While you have changed diapers,  helped the kids get launched to college, supported a spouse through think and thin, perhaps you have not been celebrated and noticed. One of the ways we feel Loved is when we have been seen. And one of the ways many of us have sought to be seen by more people is through Social Media. 

One of the ways we feel Loved is when we have been Seen.

The strange thing is this: even accomplished people, celebrities, and sports figures can fall prey to the this online search for recognition. In those cases, there may be money involved in the form of exclusive sponsorships, and a poor performance could translate into loss of income. There would be incredible pressure to cheat, lie, or embellish a story. I’m not excusing cheating, just providing a possible explanation of why someone who was already accomplished might feel pressured to cheat or lie in his or her industry.

What about the Age Group athlete (a non-elite, non-professional athlete), in running or triathlon? Why would they cheat if there was no other financial reward for an Age Group win?

I suspect that the search for Admiration and Respect are in play. It can feel so good to be called a, “Badass” because you are fast and strong. People are curious about seemingly unreachable feats that require commitment, sacrifice, dedication, and focus. We elevate athletic pursuit to be characteristics of the gods.

Still, you can be the head of a tribe of people – a leader! — if you promote a certain kind of lifestyle that others find challenging — such as being a Vegan* or being Sober**, but in the world of Social Media, being Vegan and being Sober aren’t necessarily enough to win the attention of others. If you’re aware that you hunger to be Admired, you’d better match that Vegan lifestyle with something else, something Hard, something Ideal, something Extraordinary.

Of course, I am pointing out the flaws in this formula for living. Why can’t each person be celebrated for these decisions, just as they are? Why don’t we see them?

On Reading

My point is, that rabbit hole has no end. If you search for a sense of worth by Doing instead of Being, you will be tired. You might get some followers, and you will be exhausted.

Valentine’s Day has come and gone. I personally don’t subscribe to the romantic overtures of expensive dinners and romance packages. You’re more likely to find me continuing to do the little things behind closed doors that lets my loved ones know how much I care. I still make the bed every morning, as much for myself as for my husband, so that the pillows are plumped and inviting, and a fresh pot of brown rice is ready for dinner at the end of the day. It’s mundane, yet it has it’s own Truth.

The love I feel is about having read people. It is not, “love at all costs” based on the accumulation of achievements. It is love based on our ability to see a person and choose to bestow warmth and affection for who they are.
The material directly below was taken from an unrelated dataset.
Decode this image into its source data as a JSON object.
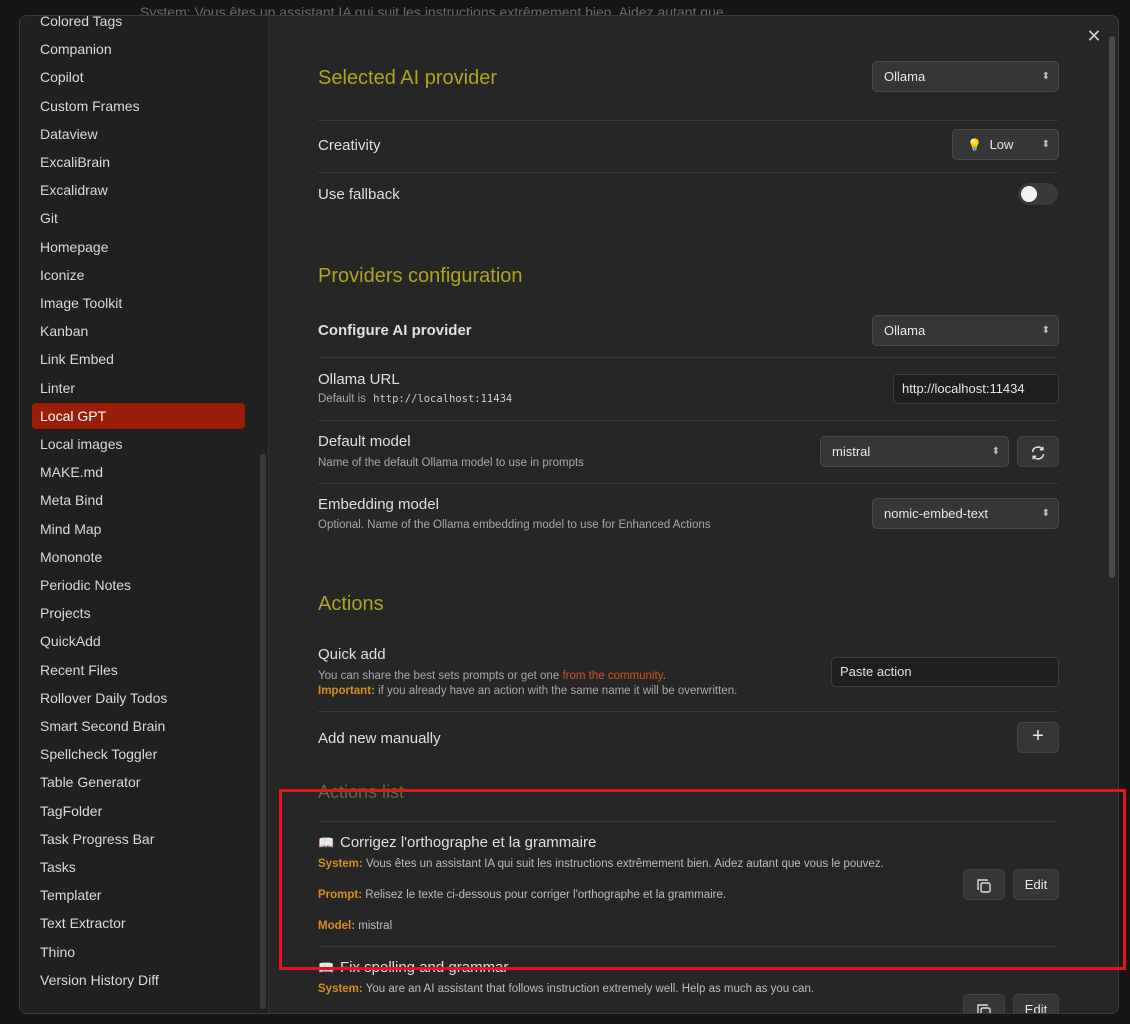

Love is given because we can choose to love someone based on who they “be” in your life, not what they do. If you knew you were loved that way, you would never feel the need to cheat your way to being admired or respected. You would not worry so much what strangers thought about what clothes you wear when you’re on vacation, or what foods you do or don’t eat.

Yet, as I mentioned before, this kind of non-transactional Love is rare. It takes time to cultivated, because not everyone learns it early in life, and there are social forces around us that whisper other truths about what our essential worth is based on: appearance, agility, youth, genius, gender, economics, work performance, possessions.

The false form of love that people seek or fear on the Internet is costly. Yet, if you choose to See, it’s possible to learn how to cultivate Love versus Admiration based on accomplishment.

Note * and **: In case you were wondering, I have nothing personal against either lifestyle choices of Veganism nor Sobriety, and I have seen how some have healed aspects of their physical and mental health with both. I have simply chosen these two examples because of the abundance of writers on the subjects.